Every line holding "Project" should be copied from the records below.
───── Dataset extract ─────
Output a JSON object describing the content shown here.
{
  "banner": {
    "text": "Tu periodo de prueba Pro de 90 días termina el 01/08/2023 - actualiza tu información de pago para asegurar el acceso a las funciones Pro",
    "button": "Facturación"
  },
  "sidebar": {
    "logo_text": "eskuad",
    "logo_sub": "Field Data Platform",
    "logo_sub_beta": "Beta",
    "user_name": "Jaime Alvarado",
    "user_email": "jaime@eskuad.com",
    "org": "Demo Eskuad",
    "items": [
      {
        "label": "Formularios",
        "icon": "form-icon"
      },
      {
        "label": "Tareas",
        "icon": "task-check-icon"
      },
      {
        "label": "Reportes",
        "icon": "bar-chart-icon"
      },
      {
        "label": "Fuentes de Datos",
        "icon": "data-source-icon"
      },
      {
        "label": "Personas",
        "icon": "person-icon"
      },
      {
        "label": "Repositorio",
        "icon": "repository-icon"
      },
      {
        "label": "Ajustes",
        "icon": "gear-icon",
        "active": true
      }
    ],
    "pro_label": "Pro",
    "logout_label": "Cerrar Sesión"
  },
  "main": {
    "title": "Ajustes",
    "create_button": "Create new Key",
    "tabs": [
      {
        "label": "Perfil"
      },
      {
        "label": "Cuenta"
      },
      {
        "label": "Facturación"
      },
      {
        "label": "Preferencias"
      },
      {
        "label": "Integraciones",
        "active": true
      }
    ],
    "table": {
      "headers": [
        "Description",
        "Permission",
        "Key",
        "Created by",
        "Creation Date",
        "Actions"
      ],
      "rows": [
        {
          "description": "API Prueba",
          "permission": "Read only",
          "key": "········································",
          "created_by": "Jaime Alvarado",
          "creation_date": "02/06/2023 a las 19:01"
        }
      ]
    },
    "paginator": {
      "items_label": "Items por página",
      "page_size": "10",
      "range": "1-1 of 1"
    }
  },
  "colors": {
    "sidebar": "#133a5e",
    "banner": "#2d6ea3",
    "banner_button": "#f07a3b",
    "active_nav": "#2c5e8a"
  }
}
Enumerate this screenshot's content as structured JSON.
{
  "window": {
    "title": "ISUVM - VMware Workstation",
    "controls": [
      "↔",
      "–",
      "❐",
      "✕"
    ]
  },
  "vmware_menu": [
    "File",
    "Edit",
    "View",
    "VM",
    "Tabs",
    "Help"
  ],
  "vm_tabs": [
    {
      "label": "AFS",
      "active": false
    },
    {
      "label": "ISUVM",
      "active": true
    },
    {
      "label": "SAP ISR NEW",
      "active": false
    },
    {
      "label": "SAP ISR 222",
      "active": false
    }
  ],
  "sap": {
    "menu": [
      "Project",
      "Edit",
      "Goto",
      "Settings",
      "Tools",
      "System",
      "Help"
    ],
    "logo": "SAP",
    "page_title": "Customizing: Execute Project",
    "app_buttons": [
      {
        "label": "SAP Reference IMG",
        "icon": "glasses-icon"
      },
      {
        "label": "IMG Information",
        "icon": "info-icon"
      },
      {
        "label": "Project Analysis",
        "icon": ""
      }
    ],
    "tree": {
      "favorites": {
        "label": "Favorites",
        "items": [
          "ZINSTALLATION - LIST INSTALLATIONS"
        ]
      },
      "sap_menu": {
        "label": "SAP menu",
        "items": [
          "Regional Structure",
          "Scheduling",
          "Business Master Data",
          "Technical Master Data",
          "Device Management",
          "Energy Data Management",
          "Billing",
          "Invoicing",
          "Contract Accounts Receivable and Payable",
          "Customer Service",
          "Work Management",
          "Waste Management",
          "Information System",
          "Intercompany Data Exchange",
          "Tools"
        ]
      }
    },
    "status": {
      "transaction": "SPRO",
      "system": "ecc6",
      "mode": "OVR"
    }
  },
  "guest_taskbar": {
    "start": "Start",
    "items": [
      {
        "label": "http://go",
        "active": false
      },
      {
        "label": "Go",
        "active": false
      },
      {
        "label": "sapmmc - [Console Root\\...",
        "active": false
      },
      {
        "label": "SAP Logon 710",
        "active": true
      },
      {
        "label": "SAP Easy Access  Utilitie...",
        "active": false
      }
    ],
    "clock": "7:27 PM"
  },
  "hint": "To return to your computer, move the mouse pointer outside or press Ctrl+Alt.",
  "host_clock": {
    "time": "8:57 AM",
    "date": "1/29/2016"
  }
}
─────
* _Expected output_
      "Project",
    "page_title": "Customizing: Execute Project",
        "label": "Project Analysis",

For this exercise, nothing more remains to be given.